• [Directions for this task]:
Tally the lines in the records underneath that contain the string "JSON", and state the figure by itself.

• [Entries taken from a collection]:
--

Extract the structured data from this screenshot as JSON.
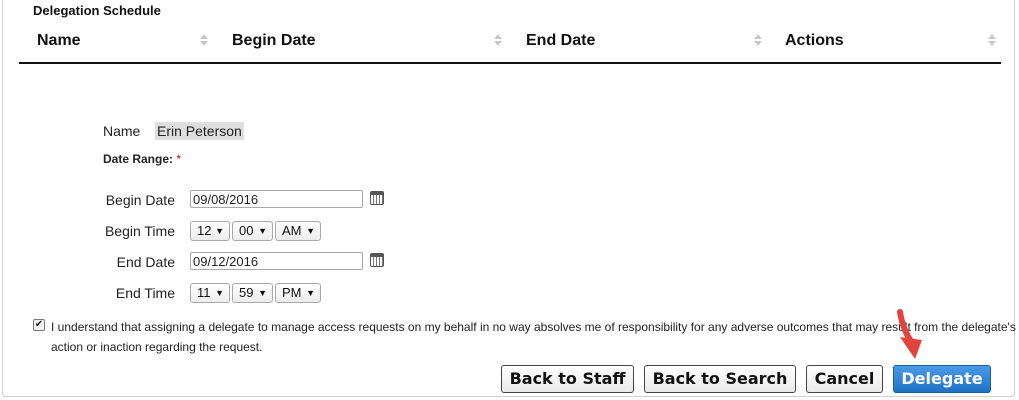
{
  "section_title": "Delegation Schedule",
  "table": {
    "columns": [
      "Name",
      "Begin Date",
      "End Date",
      "Actions"
    ]
  },
  "form": {
    "name_label": "Name",
    "name_value": "Erin Peterson",
    "date_range_label": "Date Range:",
    "required_mark": "*",
    "begin_date_label": "Begin Date",
    "begin_date_value": "09/08/2016",
    "begin_time_label": "Begin Time",
    "begin_hour": "12",
    "begin_minute": "00",
    "begin_ampm": "AM",
    "end_date_label": "End Date",
    "end_date_value": "09/12/2016",
    "end_time_label": "End Time",
    "end_hour": "11",
    "end_minute": "59",
    "end_ampm": "PM"
  },
  "agreement": {
    "checked": true,
    "text": "I understand that assigning a delegate to manage access requests on my behalf in no way absolves me of responsibility for any adverse outcomes that may result from the delegate's action or inaction regarding the request."
  },
  "buttons": {
    "back_to_staff": "Back to Staff",
    "back_to_search": "Back to Search",
    "cancel": "Cancel",
    "delegate": "Delegate"
  },
  "colors": {
    "primary_button": "#1f72c6",
    "annotation_arrow": "#e2433c",
    "required": "#c00000"
  },
  "icons": {
    "calendar": "calendar-icon",
    "sort": "sort-arrows-icon",
    "dropdown": "chevron-down-icon",
    "annotation": "red-pointer-arrow"
  }
}
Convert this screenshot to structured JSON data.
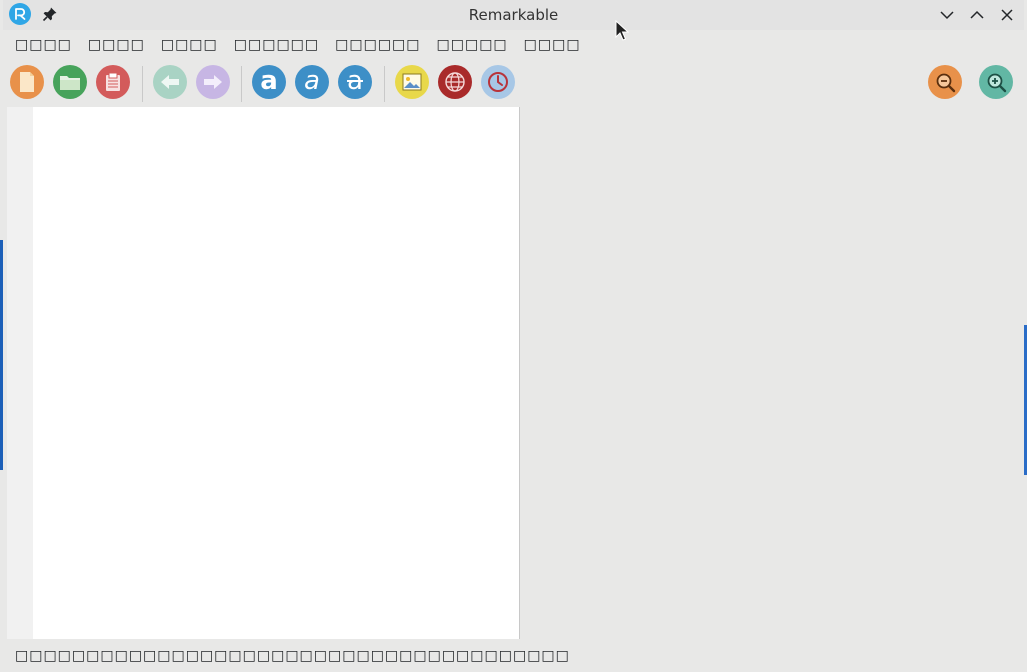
{
  "window": {
    "title": "Remarkable"
  },
  "menubar": {
    "items": [
      "□□□□",
      "□□□□",
      "□□□□",
      "□□□□□□",
      "□□□□□□",
      "□□□□□",
      "□□□□"
    ]
  },
  "toolbar": {
    "buttons": [
      {
        "name": "new-document-icon",
        "color": "#e8914a"
      },
      {
        "name": "open-folder-icon",
        "color": "#47a35b"
      },
      {
        "name": "save-icon",
        "color": "#d35b5b"
      },
      {
        "name": "undo-arrow-icon",
        "color": "#a9d3c4"
      },
      {
        "name": "redo-arrow-icon",
        "color": "#c7b6e4"
      },
      {
        "name": "bold-icon",
        "glyph": "a",
        "color": "#3d8fc7"
      },
      {
        "name": "italic-icon",
        "glyph": "a",
        "color": "#3d8fc7"
      },
      {
        "name": "strikethrough-icon",
        "glyph": "a",
        "color": "#3d8fc7"
      },
      {
        "name": "image-icon",
        "color": "#e8d84a"
      },
      {
        "name": "link-globe-icon",
        "color": "#a92a2a"
      },
      {
        "name": "timestamp-clock-icon",
        "color": "#a7c7e6"
      },
      {
        "name": "zoom-out-icon",
        "color": "#e8914a"
      },
      {
        "name": "zoom-in-icon",
        "color": "#62b7a4"
      }
    ]
  },
  "statusbar": {
    "text": "□□□□□□□□□□□□□□□□□□□□□□□□□□□□□□□□□□□□□□□"
  },
  "colors": {
    "app_icon": "#2fa6e6",
    "window_bg": "#e8e8e7",
    "editor_bg": "#ffffff",
    "gutter_bg": "#f1f1f1"
  }
}
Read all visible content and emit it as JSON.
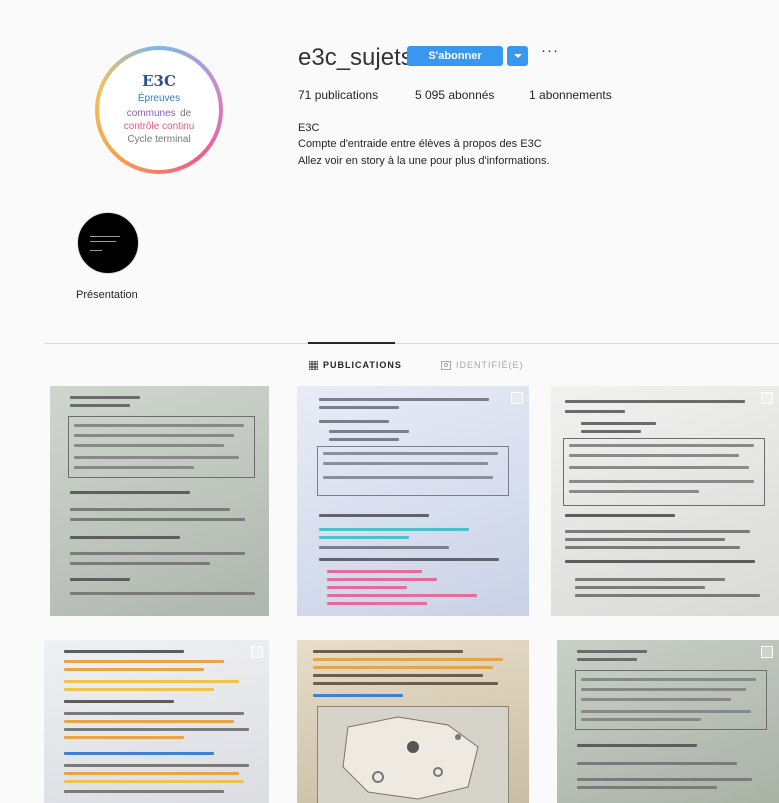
{
  "profile": {
    "username": "e3c_sujets",
    "follow_label": "S'abonner",
    "more_label": "···",
    "avatar_text": {
      "title": "E3C",
      "line1": "Épreuves",
      "line2_a": "communes",
      "line2_b": "de",
      "line3": "contrôle continu",
      "line4": "Cycle terminal"
    }
  },
  "stats": {
    "posts": "71",
    "posts_label": "publications",
    "followers": "5 095",
    "followers_label": "abonnés",
    "following": "1",
    "following_label": "abonnements"
  },
  "bio": {
    "name": "E3C",
    "line1": "Compte d'entraide entre élèves à propos des E3C",
    "line2": "Allez voir en story à la une pour plus d'informations."
  },
  "highlight": {
    "label": "Présentation"
  },
  "tabs": {
    "publications": "PUBLICATIONS",
    "tagged": "IDENTIFIÉ(E)"
  },
  "colors": {
    "accent": "#3897f0",
    "background": "#fafafa"
  }
}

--

• [Your solution]:
3